Two cohabiting plaintiffs say Waterbury called them or visited their property against their wishes to demand sex, and used his landlord key to enter without permission. He also makes his willingness to perform maintenance tasks contingent on sex. The two plaintiffs, whose home had a broken furnace and a mice infestation, say that when they asked Waterbury to address the problems, they were told that they "were not as 'fun' as he wanted them to be, that they were not having sex with him as frequently as he wanted, and that they should not use protection," the lawsuit says.

The two plaintiffs say in the suit that they were required to perform sexual acts with Waterbury more than 15 times each.
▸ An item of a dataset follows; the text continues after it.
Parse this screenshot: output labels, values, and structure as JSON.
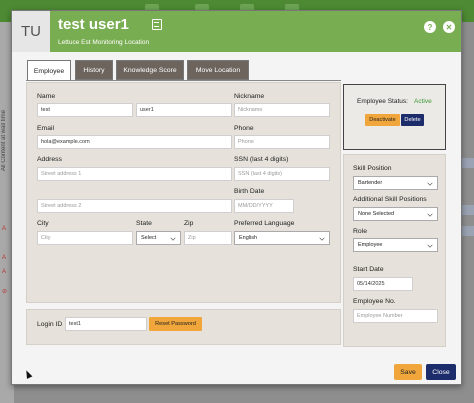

No one from the Oswego Police Department familiar with the suit was available for comment Tuesday evening. Chief Tory DeCaire told Syracuse.com that the office has received at least one report from a victim "alleging inappropriate or suspicious activity involving a local landlord." DeCaire did not comment further, saying the department is still investigating.

Waterbury purchased the Sterling Renaissance Festival in 2008. Along with that and his Oswego properties, he also owns Sylvan Beach Amusement Park and Santa's Workshop near Lake Placid.

His ownership of the Sterling festival has been dogged by financial difficulties. Its payment-in-lieu-of-taxes agreement with Cayuga County was dropped by the Industrial Development Agency in 2012 due to delinquent payments. In 2014, the festival started a crowdfunding campaign to cover a $300,000 shortfall weeks before its July opening; it covered the gap when Waterbury secured a $285,000 bank loan, he said at the time. Later that year, the county initiated foreclosure proceedings against Waterbury due to tax debt; he paid it months later, stopping the proceedings.

In fall of 2015, Waterbury cancelled the festival's Halloween attraction, Halloweekends (formerly Screamers' Hollow). The festival concludes its 41st season Sunday, Aug. 13.

Lake Life Editor David Wilcox can be reached at (315) 282-2245 or david.wilcox@lee.net. Follow him on Twitter @drwilcox.

Outbrain